No rules, just right

Straffe Hendrik Brugs Quadrupel Ale
De Halve Maan Brewery-Bruges, Belgium
Quadrupel Ale
11% ABV

In conceiving of beer styles, it is easy to paint yourself into a corner. The trouble, though it is difficult to call it trouble when you’re drinking such good beer, with Quadrupel ales is that it is a very loose style. Also, where the Germans traditionally follow very strict brewing rules, the Belgians played fast and loose with their beer; with such an experimental nature, fantastic and complex beers developed.

This particular quad pours dark, with minimal head. The aromas are heavy with currants and cherries and a dark sugar sweetness. The initial flavor of the beer has a crispness and is slightly hoppy. As the beer sits, the richer flavors open and you begin to taste those sweet, fruity notes.

This is a great sipping beer. In discussing food pairings we can up with a variety of possibilities: tapas, buttered noodles, vegetarian entrees, and the simple but classic fig.

The complexity of this beer, the nuanced and layered notes, make it a challenge to adequately describe. Suffice it to say, it is a great beer to drink on a patio while enjoying a spring evening-which coincedentally is exactly what we did.

Scottish, Scotch

February 17, 2012

Bristol Laughing Lab

Bristol Brewing Company-Colorado Springs, CO

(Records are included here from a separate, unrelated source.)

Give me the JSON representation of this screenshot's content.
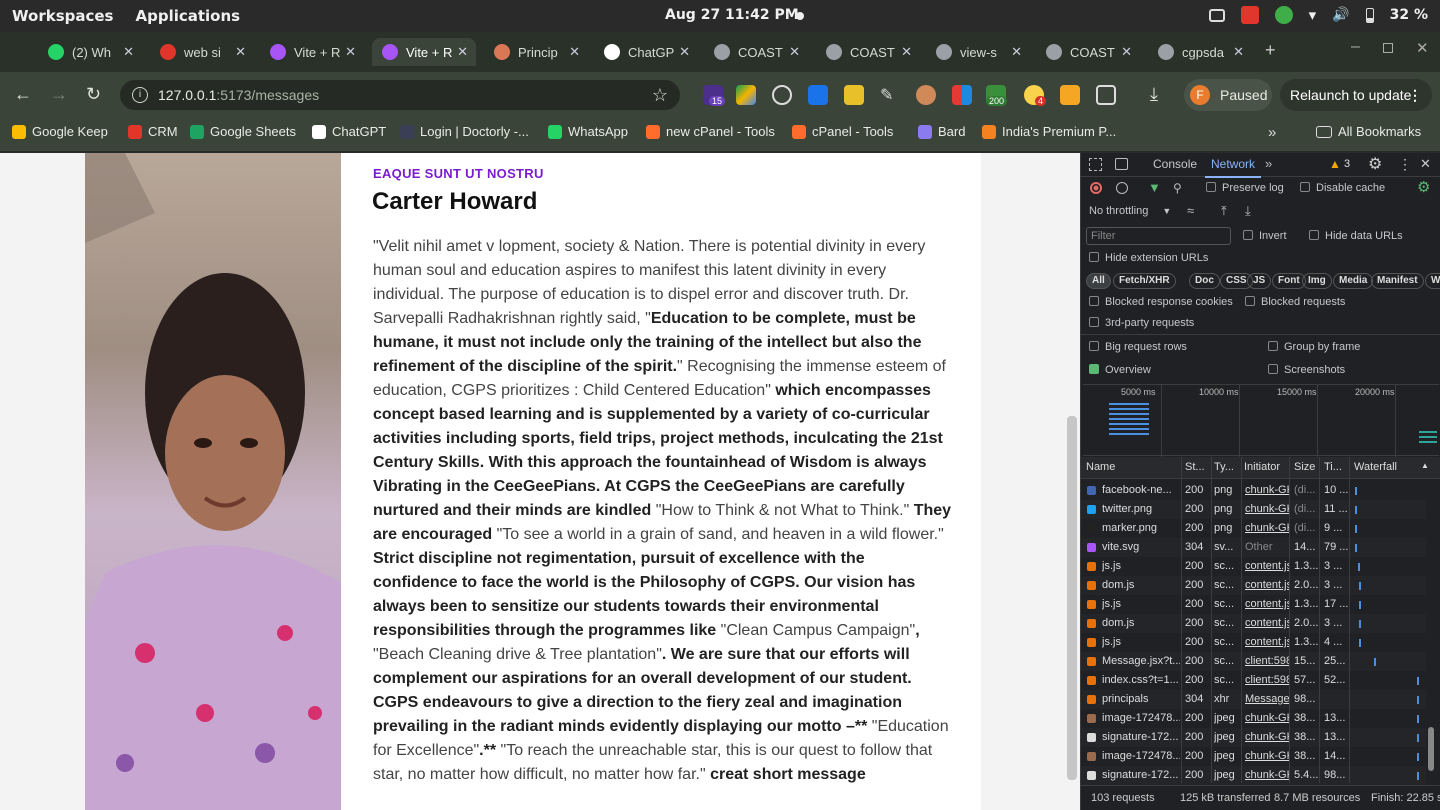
{
  "system": {
    "workspaces": "Workspaces",
    "applications": "Applications",
    "clock": "Aug 27  11:42 PM",
    "battery": "32 %"
  },
  "tabs": [
    {
      "label": "(2) Wh",
      "color": "#25d366"
    },
    {
      "label": "web si",
      "color": "#e0362b"
    },
    {
      "label": "Vite + R",
      "color": "#a855f7"
    },
    {
      "label": "Vite + R",
      "color": "#a855f7"
    },
    {
      "label": "Princip",
      "color": "#d97757"
    },
    {
      "label": "ChatGP",
      "color": "#ffffff"
    },
    {
      "label": "COAST",
      "color": "#9aa0a6"
    },
    {
      "label": "COAST",
      "color": "#9aa0a6"
    },
    {
      "label": "view-s",
      "color": "#9aa0a6"
    },
    {
      "label": "COAST",
      "color": "#9aa0a6"
    },
    {
      "label": "cgpsda",
      "color": "#9aa0a6"
    }
  ],
  "address": {
    "host": "127.0.0.1",
    "path": ":5173/messages"
  },
  "extensions": {
    "badge1": "15",
    "badge2": "200",
    "badge3": "4"
  },
  "paused": {
    "avatar": "F",
    "label": "Paused"
  },
  "relaunch": "Relaunch to update",
  "bookmarks": [
    {
      "label": "Google Keep",
      "color": "#fbbc04"
    },
    {
      "label": "CRM",
      "color": "#e0362b"
    },
    {
      "label": "Google Sheets",
      "color": "#1ea362"
    },
    {
      "label": "ChatGPT",
      "color": "#ffffff"
    },
    {
      "label": "Login | Doctorly -...",
      "color": "#3a3f55"
    },
    {
      "label": "WhatsApp",
      "color": "#25d366"
    },
    {
      "label": "new cPanel - Tools",
      "color": "#ff6c2c"
    },
    {
      "label": "cPanel - Tools",
      "color": "#ff6c2c"
    },
    {
      "label": "Bard",
      "color": "#8a7cf0"
    },
    {
      "label": "India's Premium P...",
      "color": "#f58220"
    }
  ],
  "all_bookmarks": "All Bookmarks",
  "message": {
    "eyebrow": "EAQUE SUNT UT NOSTRU",
    "name": "Carter Howard",
    "segments": [
      {
        "t": "\"Velit nihil amet v lopment, society & Nation. There is potential divinity in every human soul and education aspires to manifest this latent divinity in every individual. The purpose of education is to dispel error and discover truth. Dr. Sarvepalli Radhakrishnan rightly said, \"",
        "b": false
      },
      {
        "t": "Education to be complete, must be humane, it must not include only the training of the intellect but also the refinement of the discipline of the spirit.",
        "b": true
      },
      {
        "t": "\" Recognising the immense esteem of education, CGPS prioritizes : Child Centered Education\" ",
        "b": false
      },
      {
        "t": "which encompasses concept based learning and is supplemented by a variety of co-curricular activities including sports, field trips, project methods, inculcating the 21st Century Skills. With this approach the fountainhead of Wisdom is always Vibrating in the CeeGeePians. At CGPS the CeeGeePians are carefully nurtured and their minds are kindled",
        "b": true
      },
      {
        "t": " \"How to Think & not What to Think.\" ",
        "b": false
      },
      {
        "t": "They are encouraged",
        "b": true
      },
      {
        "t": " \"To see a world in a grain of sand, and heaven in a wild flower.\" ",
        "b": false
      },
      {
        "t": "Strict discipline not regimentation, pursuit of excellence with the confidence to face the world is the Philosophy of CGPS. Our vision has always been to sensitize our students towards their environmental responsibilities through the programmes like",
        "b": true
      },
      {
        "t": " \"Clean Campus Campaign\"",
        "b": false
      },
      {
        "t": ", ",
        "b": true
      },
      {
        "t": "\"Beach Cleaning drive & Tree plantation\"",
        "b": false
      },
      {
        "t": ". We are sure that our efforts will complement our aspirations for an overall development of our student. CGPS endeavours to give a direction to the fiery zeal and imagination prevailing in the radiant minds evidently displaying our motto –**",
        "b": true
      },
      {
        "t": " \"Education for Excellence\"",
        "b": false
      },
      {
        "t": ".**",
        "b": true
      },
      {
        "t": " \"To reach the unreachable star, this is our quest to follow that star, no matter how difficult, no matter how far.\" ",
        "b": false
      },
      {
        "t": "creat short message",
        "b": true
      }
    ]
  },
  "devtools": {
    "tabs": [
      "Console",
      "Network"
    ],
    "issues": "3",
    "preserve_log": "Preserve log",
    "disable_cache": "Disable cache",
    "throttling": "No throttling",
    "filter_placeholder": "Filter",
    "invert": "Invert",
    "hide_data_urls": "Hide data URLs",
    "hide_ext_urls": "Hide extension URLs",
    "chips": [
      "All",
      "Fetch/XHR",
      "Doc",
      "CSS",
      "JS",
      "Font",
      "Img",
      "Media",
      "Manifest",
      "WS"
    ],
    "blocked_cookies": "Blocked response cookies",
    "blocked_requests": "Blocked requests",
    "third_party": "3rd-party requests",
    "big_rows": "Big request rows",
    "group_frame": "Group by frame",
    "overview": "Overview",
    "screenshots": "Screenshots",
    "ticks": [
      "5000 ms",
      "10000 ms",
      "15000 ms",
      "20000 ms"
    ],
    "columns": [
      "Name",
      "St...",
      "Ty...",
      "Initiator",
      "Size",
      "Ti...",
      "Waterfall"
    ],
    "rows": [
      {
        "name": "facebook-ne...",
        "status": "200",
        "type": "png",
        "init": "chunk-GK",
        "size": "(di...",
        "time": "10 ...",
        "color": "#4267b2",
        "wf": 0.02
      },
      {
        "name": "twitter.png",
        "status": "200",
        "type": "png",
        "init": "chunk-GK",
        "size": "(di...",
        "time": "11 ...",
        "color": "#1da1f2",
        "wf": 0.02
      },
      {
        "name": "marker.png",
        "status": "200",
        "type": "png",
        "init": "chunk-GK",
        "size": "(di...",
        "time": "9 ...",
        "color": "#222222",
        "wf": 0.02
      },
      {
        "name": "vite.svg",
        "status": "304",
        "type": "sv...",
        "init": "Other",
        "size": "14...",
        "time": "79 ...",
        "color": "#a855f7",
        "wf": 0.02
      },
      {
        "name": "js.js",
        "status": "200",
        "type": "sc...",
        "init": "content.js",
        "size": "1.3...",
        "time": "3 ...",
        "color": "#e8710a",
        "wf": 0.06
      },
      {
        "name": "dom.js",
        "status": "200",
        "type": "sc...",
        "init": "content.js",
        "size": "2.0...",
        "time": "3 ...",
        "color": "#e8710a",
        "wf": 0.08
      },
      {
        "name": "js.js",
        "status": "200",
        "type": "sc...",
        "init": "content.js",
        "size": "1.3...",
        "time": "17 ...",
        "color": "#e8710a",
        "wf": 0.08
      },
      {
        "name": "dom.js",
        "status": "200",
        "type": "sc...",
        "init": "content.js",
        "size": "2.0...",
        "time": "3 ...",
        "color": "#e8710a",
        "wf": 0.08
      },
      {
        "name": "js.js",
        "status": "200",
        "type": "sc...",
        "init": "content.js",
        "size": "1.3...",
        "time": "4 ...",
        "color": "#e8710a",
        "wf": 0.08
      },
      {
        "name": "Message.jsx?t...",
        "status": "200",
        "type": "sc...",
        "init": "client:598",
        "size": "15...",
        "time": "25...",
        "color": "#e8710a",
        "wf": 0.3
      },
      {
        "name": "index.css?t=1...",
        "status": "200",
        "type": "sc...",
        "init": "client:598",
        "size": "57...",
        "time": "52...",
        "color": "#e8710a",
        "wf": 0.96
      },
      {
        "name": "principals",
        "status": "304",
        "type": "xhr",
        "init": "Message.",
        "size": "98...",
        "time": "",
        "color": "#e8710a",
        "wf": 0.96
      },
      {
        "name": "image-172478...",
        "status": "200",
        "type": "jpeg",
        "init": "chunk-GK",
        "size": "38...",
        "time": "13...",
        "color": "#9c6b4e",
        "wf": 0.96
      },
      {
        "name": "signature-172...",
        "status": "200",
        "type": "jpeg",
        "init": "chunk-GK",
        "size": "38...",
        "time": "13...",
        "color": "#dddddd",
        "wf": 0.96
      },
      {
        "name": "image-172478...",
        "status": "200",
        "type": "jpeg",
        "init": "chunk-GK",
        "size": "38...",
        "time": "14...",
        "color": "#9c6b4e",
        "wf": 0.96
      },
      {
        "name": "signature-172...",
        "status": "200",
        "type": "jpeg",
        "init": "chunk-GK",
        "size": "5.4...",
        "time": "98...",
        "color": "#dddddd",
        "wf": 0.96
      }
    ],
    "status": {
      "requests": "103 requests",
      "transferred": "125 kB transferred",
      "resources": "8.7 MB resources",
      "finish": "Finish: 22.85 s"
    }
  }
}
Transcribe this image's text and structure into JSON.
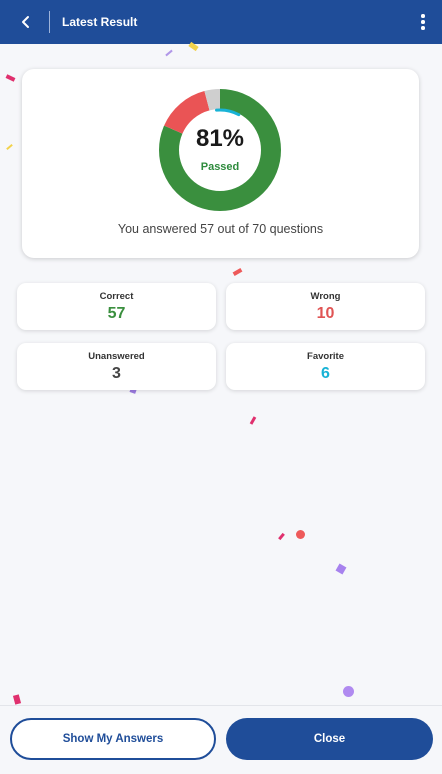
{
  "header": {
    "title": "Latest Result",
    "background": "#1f4d99",
    "back_icon": "chevron-left-icon",
    "menu_icon": "more-vertical-icon"
  },
  "result": {
    "percent_label": "81%",
    "status_label": "Passed",
    "summary": "You answered 57 out of 70 questions",
    "correct": 57,
    "wrong": 10,
    "unanswered": 3,
    "total": 70,
    "colors": {
      "correct": "#3a8f3e",
      "wrong": "#ea5455",
      "unanswered": "#cfcfcf",
      "favorite": "#19b3d6"
    }
  },
  "stats": [
    {
      "label": "Correct",
      "value": "57",
      "color": "#3a8f3e"
    },
    {
      "label": "Wrong",
      "value": "10",
      "color": "#e05454"
    },
    {
      "label": "Unanswered",
      "value": "3",
      "color": "#444444"
    },
    {
      "label": "Favorite",
      "value": "6",
      "color": "#19b3d6"
    }
  ],
  "actions": {
    "show_answers_label": "Show My Answers",
    "close_label": "Close"
  }
}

Scottish Ale

5.3% ABV

When you start drinking beer, really drinking beer, you find that styles are only the most basic overview of the characteristics of a beer. Scottish Ale can range from medium bodied to high alcohol, heavy, rich, strong beer. The latter, more characteristically Scotch Ale (versus Scottish Ale-such as the Laughing Lab being consumed here) is the malty beer Americans tend to think of interchangeably with Scottish Ale. Don’t be fooled by your misconceptions!

Once we wrapped our minds around this very important distinction, we started to appreciate the subtle toasty malted flavors. The beer poured dark, with mahogany tones, but not black or thick. The flavored was toasted, but not overly so. The browning of the malts came through as a natural flavor, more sun roasted than oven-roasted. It’s very drinkable but it is a light Scottish Ale.